    that might typically produce color pages 30 percent of the time.
    “Everybody and his dog is rushing product to market as quickly as they can,” Reynolds said.
    That’s leading to price cuts, with some low-end products now starting at much less than $1,000.
    Firestone acknowledges the battles calling the market “fiercely competitive.”
    But Xerox’s aggressive product introductions have given the company solid footing, he said.
    “That helps us,” he said.
    Changing perceptions
    However, Xerox is reaching for more, and looking to educate customers on how color can help their businesses.
    Mike
    Spinelli, a principal with Xerox Global Services, said his organization
    tries to show customers how they can save money in other areas by using
    color.
    “Color has a direct relationship to customer loyalty,”
    Spinelli said. “Most people are using color for aesthetics and they
    need to consider it to drive behavior.”
    For example, credit card
    companies or insurance companies can use color in bills or policies to
    highlight important information for customers. Studies have shown that
    well-designed documents can cut down on calls to support centers,
    saving businesses money, Spinelli said.
    Color can do that by acting as “visual Velcro,” he said.
    “How can I get your eyes to land on the parts of the documents of what you want them to read?” he said.
    Xerox also wants customers to use color smartly, said Peter Crean, a senior fellow at Xerox’s color research lab in Webster.
    “When
    color first came out people used it just to use color,” he said. “It
    was the office equivalent of reading a ransom note. If you look at the

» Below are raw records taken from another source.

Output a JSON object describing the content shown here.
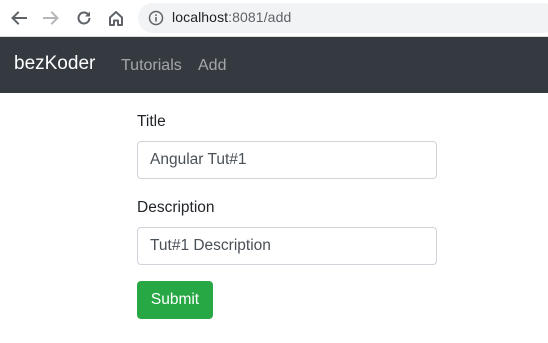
{
  "browser": {
    "url_host": "localhost",
    "url_port_path": ":8081/add",
    "back_icon": "arrow-left-icon",
    "forward_icon": "arrow-right-icon",
    "reload_icon": "reload-icon",
    "home_icon": "home-icon",
    "info_icon": "info-icon"
  },
  "navbar": {
    "brand": "bezKoder",
    "links": [
      "Tutorials",
      "Add"
    ]
  },
  "form": {
    "title_label": "Title",
    "title_value": "Angular Tut#1",
    "description_label": "Description",
    "description_value": "Tut#1 Description",
    "submit_label": "Submit"
  },
  "colors": {
    "navbar_bg": "#343a40",
    "submit_bg": "#28a745"
  }
}
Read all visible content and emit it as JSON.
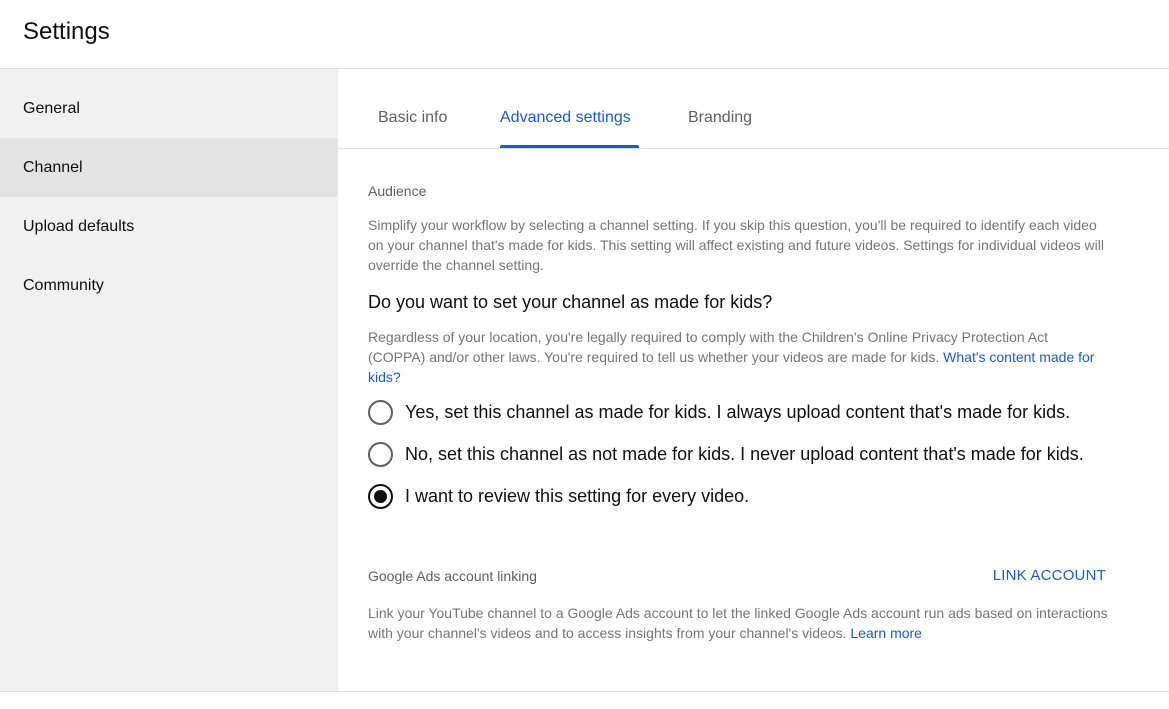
{
  "header": {
    "title": "Settings"
  },
  "sidebar": {
    "items": [
      {
        "label": "General",
        "active": false
      },
      {
        "label": "Channel",
        "active": true
      },
      {
        "label": "Upload defaults",
        "active": false
      },
      {
        "label": "Community",
        "active": false
      }
    ]
  },
  "tabs": [
    {
      "label": "Basic info",
      "active": false
    },
    {
      "label": "Advanced settings",
      "active": true
    },
    {
      "label": "Branding",
      "active": false
    }
  ],
  "audience": {
    "heading": "Audience",
    "description": "Simplify your workflow by selecting a channel setting. If you skip this question, you'll be required to identify each video on your channel that's made for kids. This setting will affect existing and future videos. Settings for individual videos will override the channel setting.",
    "question": "Do you want to set your channel as made for kids?",
    "coppa_text": "Regardless of your location, you're legally required to comply with the Children's Online Privacy Protection Act (COPPA) and/or other laws. You're required to tell us whether your videos are made for kids. ",
    "coppa_link": "What's content made for kids?",
    "options": [
      {
        "label": "Yes, set this channel as made for kids. I always upload content that's made for kids.",
        "checked": false
      },
      {
        "label": "No, set this channel as not made for kids. I never upload content that's made for kids.",
        "checked": false
      },
      {
        "label": "I want to review this setting for every video.",
        "checked": true
      }
    ]
  },
  "ads": {
    "heading": "Google Ads account linking",
    "button": "LINK ACCOUNT",
    "description": "Link your YouTube channel to a Google Ads account to let the linked Google Ads account run ads based on interactions with your channel's videos and to access insights from your channel's videos. ",
    "learn_more": "Learn more"
  },
  "colors": {
    "accent": "#1a59d6",
    "sidebar_bg": "#f1f1f1",
    "sidebar_active": "#e3e3e3",
    "muted_text": "#757575"
  }
}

    professionals, they’re using color strategically to make an impact.”
    Jill
    Morton, who runs a Hawaii-based color consulting company, said
    businesses are paying more attention to how color impacts their
    customers. Pharmaceutical companies spend more time studying the color
    of pills, she said.
    “I really see an explosion of awareness about
    color,” said Morton, who has done consulting for Xerox and famously
    noted that Mulcahy was wearing a shade known as “drunk-tank pink” at an
    event last year.
    That awareness is moving into the office because laser printing technologies are finally more affordable, she said.
    “You really need to look professional now. It’s a really competitive marketplace,” she said.
    But
    color adoption has been notoriously slow especially in the office.
    Xerox introduced its first color copier in 1965, and 40 years later,
    still produces only 8 percent of its pages in color.
    “In a lot of
    office applications, where you just need to get me a piece of paper
    with some information on it, just doesn’t add that much and isn’t worth
    the cost,” Reynolds said.
    Xerox’s Crean acknowledges that, but sees a future coming quickly when users will switch to color.
    “Televisions
    switched to color when it was 2.5 to 3.5 times the cost of black and
    white. Photography was similar. Color printing is still 5 times the
    cost of black and white,” he said.
    But with color televisions, personal computers and even cell phone screens everywhere, color is changing old habits, Crean said.
    “If
    you’re just writing minutes, (black and white) is fine,” he said. “But
    if you’re presenting data, you might want color. Today, people don’t
    think twice about going to the Web and grabbing an image or two for a
    document.”
    And in an overall market estimated in the hundreds of billions of dollars, even small gains can mean big money.